The problem
From the line containing "Output a JSON" to the end of the data, retype every line exactly and nothing else. Drop the pictures.

Provided records: Begin

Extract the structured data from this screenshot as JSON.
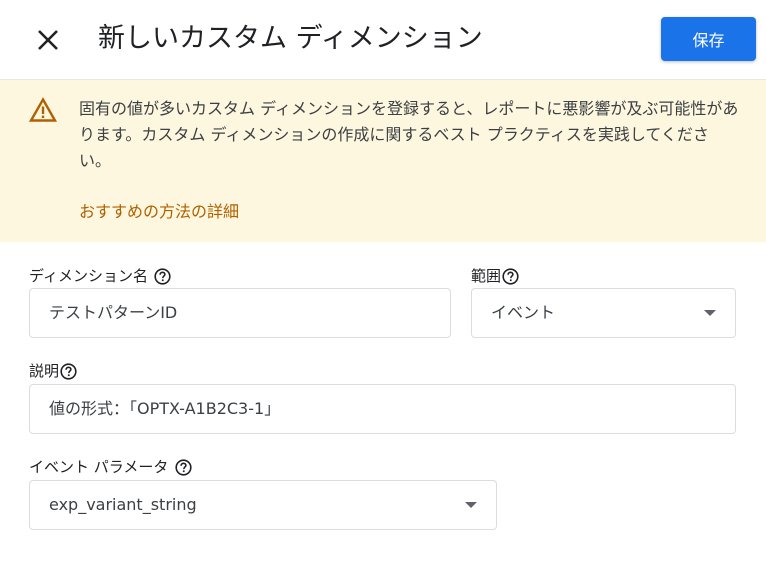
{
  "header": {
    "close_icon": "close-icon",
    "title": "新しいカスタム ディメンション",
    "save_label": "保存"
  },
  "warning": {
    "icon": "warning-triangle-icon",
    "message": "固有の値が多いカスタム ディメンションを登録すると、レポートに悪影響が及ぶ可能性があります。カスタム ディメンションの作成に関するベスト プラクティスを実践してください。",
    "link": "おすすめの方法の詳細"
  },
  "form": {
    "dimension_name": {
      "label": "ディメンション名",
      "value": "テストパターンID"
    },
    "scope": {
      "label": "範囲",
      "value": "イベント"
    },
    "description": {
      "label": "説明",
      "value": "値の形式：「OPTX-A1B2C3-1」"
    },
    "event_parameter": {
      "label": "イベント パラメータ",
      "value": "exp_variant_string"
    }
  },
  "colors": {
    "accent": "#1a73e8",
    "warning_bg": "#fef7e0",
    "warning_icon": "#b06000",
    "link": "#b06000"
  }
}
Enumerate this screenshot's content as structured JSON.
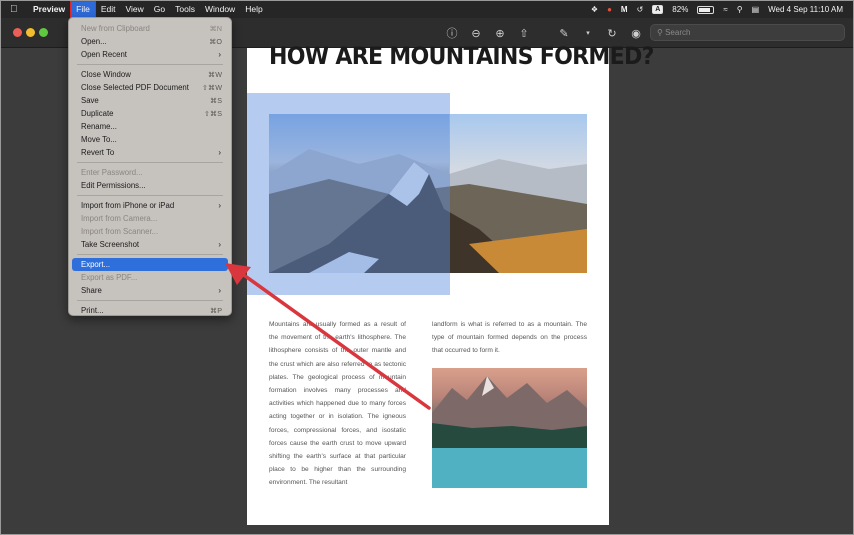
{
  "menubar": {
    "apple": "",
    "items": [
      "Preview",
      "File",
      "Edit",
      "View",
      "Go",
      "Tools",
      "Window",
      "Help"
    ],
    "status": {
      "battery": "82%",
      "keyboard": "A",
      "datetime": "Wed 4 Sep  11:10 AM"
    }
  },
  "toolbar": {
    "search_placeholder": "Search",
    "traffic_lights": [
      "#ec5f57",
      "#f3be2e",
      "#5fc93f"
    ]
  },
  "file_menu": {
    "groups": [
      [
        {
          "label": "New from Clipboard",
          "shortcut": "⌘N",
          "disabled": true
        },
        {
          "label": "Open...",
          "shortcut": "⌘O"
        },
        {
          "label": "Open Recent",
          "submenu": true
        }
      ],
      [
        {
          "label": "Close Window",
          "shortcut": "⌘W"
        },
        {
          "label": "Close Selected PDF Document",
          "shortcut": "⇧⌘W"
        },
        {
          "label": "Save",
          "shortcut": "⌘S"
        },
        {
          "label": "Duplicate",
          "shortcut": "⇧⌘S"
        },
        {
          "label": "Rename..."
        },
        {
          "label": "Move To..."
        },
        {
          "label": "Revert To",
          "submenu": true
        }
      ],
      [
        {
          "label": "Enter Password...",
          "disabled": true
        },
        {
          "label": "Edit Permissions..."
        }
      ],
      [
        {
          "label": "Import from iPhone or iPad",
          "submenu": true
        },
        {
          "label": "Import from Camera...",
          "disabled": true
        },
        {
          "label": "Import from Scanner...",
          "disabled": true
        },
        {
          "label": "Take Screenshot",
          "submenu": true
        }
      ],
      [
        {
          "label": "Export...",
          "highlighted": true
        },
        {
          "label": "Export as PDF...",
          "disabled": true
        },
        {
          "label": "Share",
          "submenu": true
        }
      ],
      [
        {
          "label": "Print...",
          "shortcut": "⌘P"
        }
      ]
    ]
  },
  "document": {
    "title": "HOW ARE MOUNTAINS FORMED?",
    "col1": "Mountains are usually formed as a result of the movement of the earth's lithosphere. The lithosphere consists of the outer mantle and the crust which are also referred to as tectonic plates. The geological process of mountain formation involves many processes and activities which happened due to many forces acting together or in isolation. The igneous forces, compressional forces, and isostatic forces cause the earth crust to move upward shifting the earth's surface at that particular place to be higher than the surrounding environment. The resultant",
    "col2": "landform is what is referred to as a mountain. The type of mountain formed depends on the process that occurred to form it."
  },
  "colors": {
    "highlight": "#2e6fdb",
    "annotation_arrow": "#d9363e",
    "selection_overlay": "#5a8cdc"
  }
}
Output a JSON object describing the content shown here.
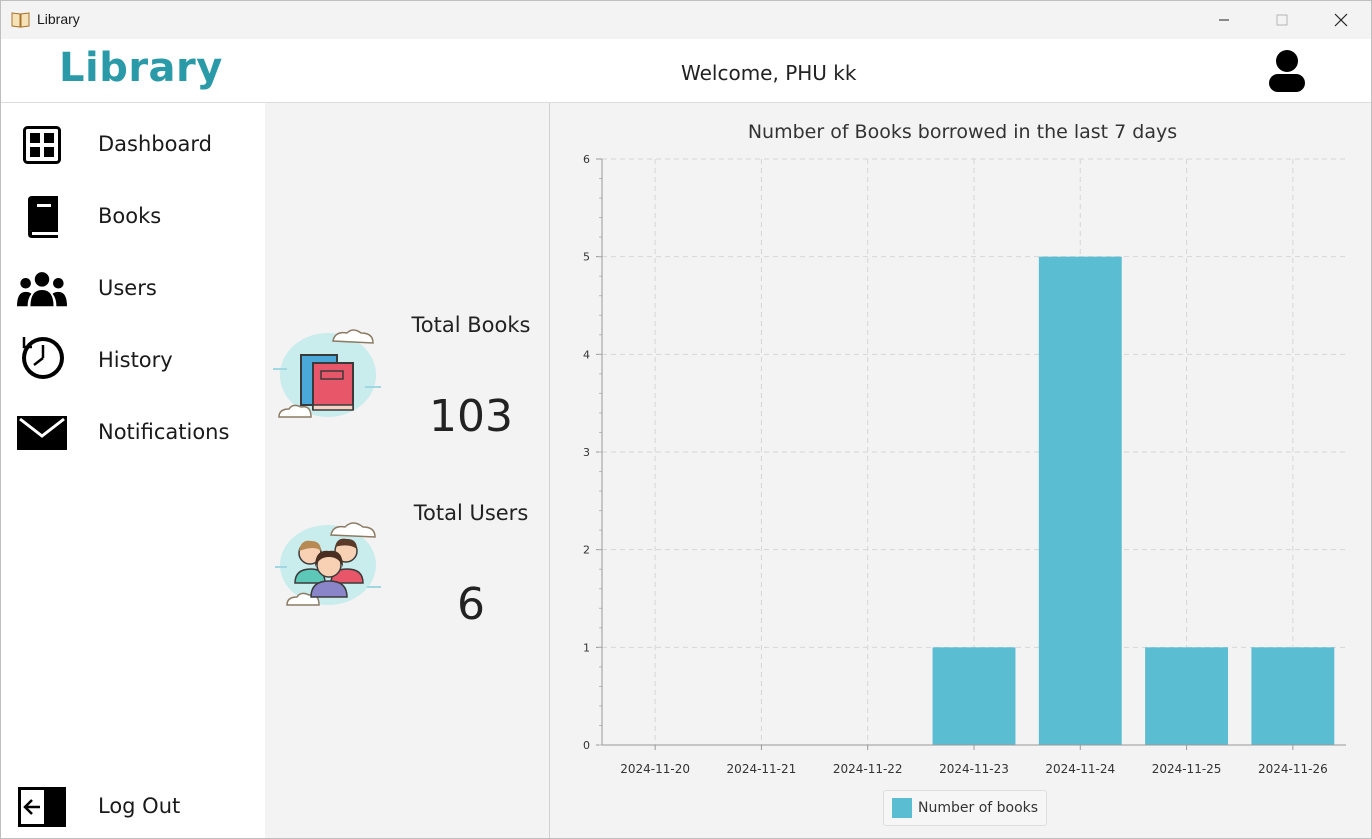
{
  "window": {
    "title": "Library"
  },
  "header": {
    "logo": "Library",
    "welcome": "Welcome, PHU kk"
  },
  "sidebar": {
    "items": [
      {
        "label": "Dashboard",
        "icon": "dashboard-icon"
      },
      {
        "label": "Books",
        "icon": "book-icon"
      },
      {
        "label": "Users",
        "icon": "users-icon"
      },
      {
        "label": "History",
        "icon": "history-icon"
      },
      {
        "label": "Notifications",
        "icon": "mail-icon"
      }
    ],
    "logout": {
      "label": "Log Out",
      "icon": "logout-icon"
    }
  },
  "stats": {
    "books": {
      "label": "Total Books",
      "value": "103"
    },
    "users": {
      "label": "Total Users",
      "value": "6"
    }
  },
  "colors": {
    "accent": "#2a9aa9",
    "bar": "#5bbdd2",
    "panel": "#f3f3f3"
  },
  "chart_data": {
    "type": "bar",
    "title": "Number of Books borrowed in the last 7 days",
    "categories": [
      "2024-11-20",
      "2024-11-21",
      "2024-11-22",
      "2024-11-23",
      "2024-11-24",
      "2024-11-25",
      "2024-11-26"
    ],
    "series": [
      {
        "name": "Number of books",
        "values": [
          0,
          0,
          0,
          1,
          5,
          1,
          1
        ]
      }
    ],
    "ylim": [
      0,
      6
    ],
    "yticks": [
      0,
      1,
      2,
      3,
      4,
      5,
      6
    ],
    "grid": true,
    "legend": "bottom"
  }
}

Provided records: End

Task solution
Output a JSON object describing the content shown here.
{
  "window": {
    "title": "Library"
  },
  "header": {
    "logo": "Library",
    "welcome": "Welcome, PHU kk"
  },
  "sidebar": {
    "items": [
      {
        "label": "Dashboard",
        "icon": "dashboard-icon"
      },
      {
        "label": "Books",
        "icon": "book-icon"
      },
      {
        "label": "Users",
        "icon": "users-icon"
      },
      {
        "label": "History",
        "icon": "history-icon"
      },
      {
        "label": "Notifications",
        "icon": "mail-icon"
      }
    ],
    "logout": {
      "label": "Log Out",
      "icon": "logout-icon"
    }
  },
  "stats": {
    "books": {
      "label": "Total Books",
      "value": "103"
    },
    "users": {
      "label": "Total Users",
      "value": "6"
    }
  },
  "colors": {
    "accent": "#2a9aa9",
    "bar": "#5bbdd2",
    "panel": "#f3f3f3"
  },
  "chart_data": {
    "type": "bar",
    "title": "Number of Books borrowed in the last 7 days",
    "categories": [
      "2024-11-20",
      "2024-11-21",
      "2024-11-22",
      "2024-11-23",
      "2024-11-24",
      "2024-11-25",
      "2024-11-26"
    ],
    "series": [
      {
        "name": "Number of books",
        "values": [
          0,
          0,
          0,
          1,
          5,
          1,
          1
        ]
      }
    ],
    "ylim": [
      0,
      6
    ],
    "yticks": [
      0,
      1,
      2,
      3,
      4,
      5,
      6
    ],
    "grid": true,
    "legend": "bottom"
  }
}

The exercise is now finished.